**YOUR GOAL:**
The word "this" appears in some lines of the entries. Say how many, and give nothing but the number.

**SUPPLIED DATA:**
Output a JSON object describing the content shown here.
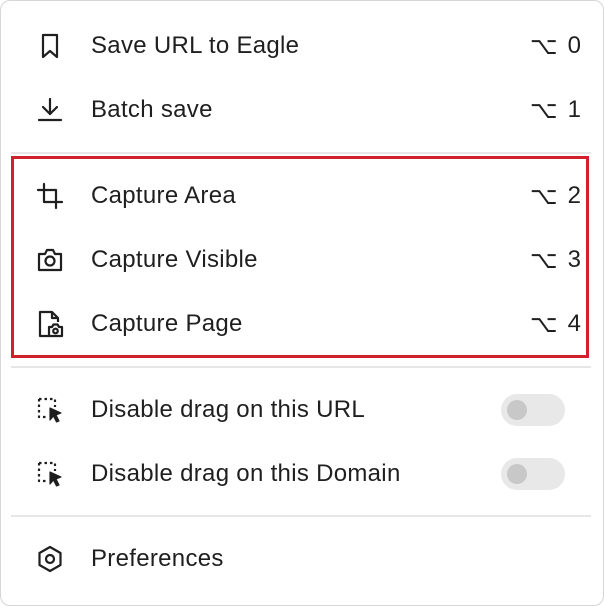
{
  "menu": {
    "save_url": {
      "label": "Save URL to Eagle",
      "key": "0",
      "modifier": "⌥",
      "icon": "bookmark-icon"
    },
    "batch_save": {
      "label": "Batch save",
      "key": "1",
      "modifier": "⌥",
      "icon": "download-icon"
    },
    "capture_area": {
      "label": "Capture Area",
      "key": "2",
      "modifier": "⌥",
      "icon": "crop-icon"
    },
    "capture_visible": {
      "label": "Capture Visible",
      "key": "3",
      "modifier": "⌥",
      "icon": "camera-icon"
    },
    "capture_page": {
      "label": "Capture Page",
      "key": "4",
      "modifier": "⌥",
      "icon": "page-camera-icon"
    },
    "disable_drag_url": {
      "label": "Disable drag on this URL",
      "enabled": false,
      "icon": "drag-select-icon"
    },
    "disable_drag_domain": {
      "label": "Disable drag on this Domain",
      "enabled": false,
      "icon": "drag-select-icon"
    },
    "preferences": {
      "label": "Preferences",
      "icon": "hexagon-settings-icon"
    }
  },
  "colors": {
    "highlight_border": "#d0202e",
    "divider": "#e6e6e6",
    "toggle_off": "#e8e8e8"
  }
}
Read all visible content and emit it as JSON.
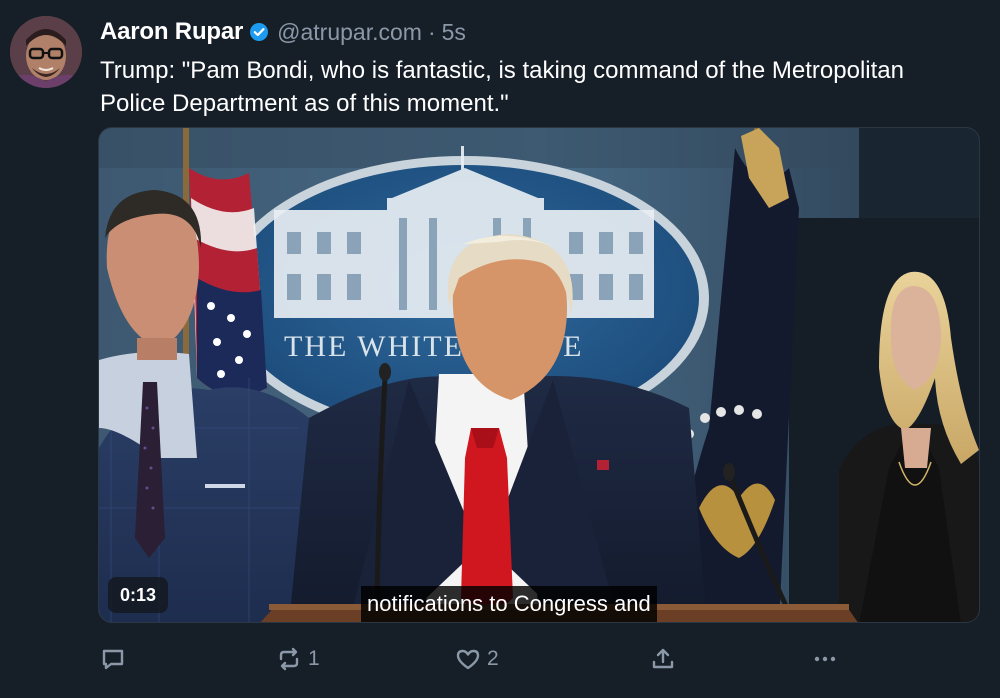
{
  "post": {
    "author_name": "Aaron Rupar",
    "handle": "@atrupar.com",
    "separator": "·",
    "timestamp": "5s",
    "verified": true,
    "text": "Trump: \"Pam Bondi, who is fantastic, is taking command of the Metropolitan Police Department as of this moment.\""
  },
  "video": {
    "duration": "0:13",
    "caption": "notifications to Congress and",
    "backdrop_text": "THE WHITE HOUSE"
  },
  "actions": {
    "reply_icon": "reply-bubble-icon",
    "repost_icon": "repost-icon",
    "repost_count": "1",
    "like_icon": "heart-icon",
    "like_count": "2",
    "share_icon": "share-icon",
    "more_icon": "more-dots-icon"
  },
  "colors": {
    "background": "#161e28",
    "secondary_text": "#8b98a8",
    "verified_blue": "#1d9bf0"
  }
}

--

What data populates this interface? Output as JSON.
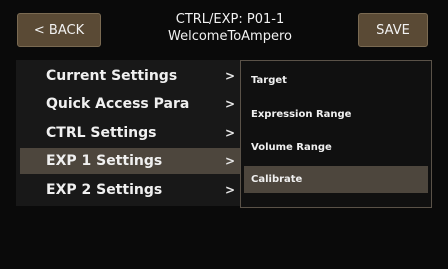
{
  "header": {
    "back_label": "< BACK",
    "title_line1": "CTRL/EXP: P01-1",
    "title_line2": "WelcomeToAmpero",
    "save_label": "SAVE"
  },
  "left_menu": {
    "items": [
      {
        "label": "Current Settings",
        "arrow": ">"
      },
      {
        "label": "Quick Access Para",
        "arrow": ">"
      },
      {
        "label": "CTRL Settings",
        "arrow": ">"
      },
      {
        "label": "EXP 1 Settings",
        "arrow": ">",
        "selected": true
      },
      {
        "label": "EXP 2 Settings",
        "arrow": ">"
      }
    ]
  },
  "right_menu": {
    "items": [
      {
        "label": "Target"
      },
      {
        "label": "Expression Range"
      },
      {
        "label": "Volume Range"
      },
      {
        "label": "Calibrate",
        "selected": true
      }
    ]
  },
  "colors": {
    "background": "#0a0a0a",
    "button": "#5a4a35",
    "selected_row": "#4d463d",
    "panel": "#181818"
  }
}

**RESPONSE TO THE TASK:**
4